“Haykakan Zhamanak” describes as “unexpected” the Constitutional Court’s decision to look into and rule on the legality of the most serious of accusations leveled against former President Robert Kocharian. The decision was made at the request of a Yerevan court of first instance which suggested that the accusation is unconstitutional and suspended Kocharian’s trial because of that. The pro-government paper notes that the Yerevan court’s moves were overturned by the Court of Appeals on June 25. It goes on to accuse the Constitutional Court of seeking to let Kocharian avoid prosecution.
“So what is happening now is a political, not legal, process, and the Constitutional Court, which is supposed to the most impartial state body and stay miles away from politics, is turning into a political tool,” says the paper edited by Prime Minister Nikol Pashinian’s wife, Anna Hakobian. It says this tool, is “skillfully used” by Armenia’s former rulers.
“Zhamanak” reports on a decision by Tigran Urikhanian, a parliament deputy from the Prosperous Armenia Party (BHK), to resign from the National Assembly. The resignation has still not come into force. The paper notes that although Urikhanian has stopped attending parliament sessions he remains a member of official parliamentary delegations making trips abroad. “In particular, Urikhanian participated in a session of the OSCE Parliamentary Assembly held in Luxembourg on July 4-8,” it says. “So he has terminated his duties inside Armenia, but not outside it.”

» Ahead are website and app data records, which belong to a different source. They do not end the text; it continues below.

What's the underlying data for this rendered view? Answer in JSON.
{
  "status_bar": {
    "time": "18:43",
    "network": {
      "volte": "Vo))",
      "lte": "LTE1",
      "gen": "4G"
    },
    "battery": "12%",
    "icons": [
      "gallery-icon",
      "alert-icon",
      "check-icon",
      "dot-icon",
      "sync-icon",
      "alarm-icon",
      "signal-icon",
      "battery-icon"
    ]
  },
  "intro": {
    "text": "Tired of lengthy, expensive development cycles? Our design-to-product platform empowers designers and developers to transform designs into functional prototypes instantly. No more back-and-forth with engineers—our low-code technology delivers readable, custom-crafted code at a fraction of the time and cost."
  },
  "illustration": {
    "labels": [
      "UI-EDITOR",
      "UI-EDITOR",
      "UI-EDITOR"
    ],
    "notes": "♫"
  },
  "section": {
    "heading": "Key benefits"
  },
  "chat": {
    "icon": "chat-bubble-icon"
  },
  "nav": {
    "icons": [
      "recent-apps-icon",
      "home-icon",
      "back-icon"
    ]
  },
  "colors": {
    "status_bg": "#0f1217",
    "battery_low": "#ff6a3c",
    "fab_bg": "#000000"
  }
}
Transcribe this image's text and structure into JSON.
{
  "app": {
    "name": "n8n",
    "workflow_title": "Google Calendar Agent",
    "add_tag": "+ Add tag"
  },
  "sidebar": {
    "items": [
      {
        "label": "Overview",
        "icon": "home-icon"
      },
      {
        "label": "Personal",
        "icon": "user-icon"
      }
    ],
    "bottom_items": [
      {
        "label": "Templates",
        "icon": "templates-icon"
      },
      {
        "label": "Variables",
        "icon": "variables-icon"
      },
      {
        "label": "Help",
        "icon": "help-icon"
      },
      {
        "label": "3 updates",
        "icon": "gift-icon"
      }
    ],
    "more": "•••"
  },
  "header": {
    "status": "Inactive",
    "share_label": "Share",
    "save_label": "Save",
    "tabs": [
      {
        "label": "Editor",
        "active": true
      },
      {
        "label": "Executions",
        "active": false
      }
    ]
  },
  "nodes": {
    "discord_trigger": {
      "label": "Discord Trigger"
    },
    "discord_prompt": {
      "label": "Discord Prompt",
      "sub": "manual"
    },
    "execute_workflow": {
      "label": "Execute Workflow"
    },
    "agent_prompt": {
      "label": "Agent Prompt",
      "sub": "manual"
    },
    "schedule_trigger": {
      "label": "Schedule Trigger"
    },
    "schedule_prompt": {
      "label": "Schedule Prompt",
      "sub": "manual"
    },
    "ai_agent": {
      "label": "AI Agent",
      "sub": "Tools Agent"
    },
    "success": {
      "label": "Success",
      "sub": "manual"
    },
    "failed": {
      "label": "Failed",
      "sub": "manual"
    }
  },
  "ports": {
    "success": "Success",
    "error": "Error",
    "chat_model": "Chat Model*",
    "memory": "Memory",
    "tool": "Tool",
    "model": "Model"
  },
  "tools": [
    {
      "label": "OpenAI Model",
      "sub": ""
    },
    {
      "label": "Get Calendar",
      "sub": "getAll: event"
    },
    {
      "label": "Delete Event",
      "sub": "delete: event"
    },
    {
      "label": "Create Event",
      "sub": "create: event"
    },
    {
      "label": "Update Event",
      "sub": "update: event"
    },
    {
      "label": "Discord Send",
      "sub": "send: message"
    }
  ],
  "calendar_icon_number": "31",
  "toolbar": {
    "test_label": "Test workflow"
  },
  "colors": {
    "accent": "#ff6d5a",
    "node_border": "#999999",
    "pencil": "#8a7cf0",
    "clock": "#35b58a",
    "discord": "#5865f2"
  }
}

“Zhoghovurd” says that the Armenian Ministry of Health has been too slow to react to recent signs of a contamination of Lake Sevan. “How can they for months be indifferent to such an important problem and fail to give the public expert advice?” asks the paper. “Last year, Health Minister Arsen Torosian swam in the lake to prove that its waters are not contaminated. Why has he not promptly said this year, ‘People, do not enter Lake Sevan, it’s dangerous.’”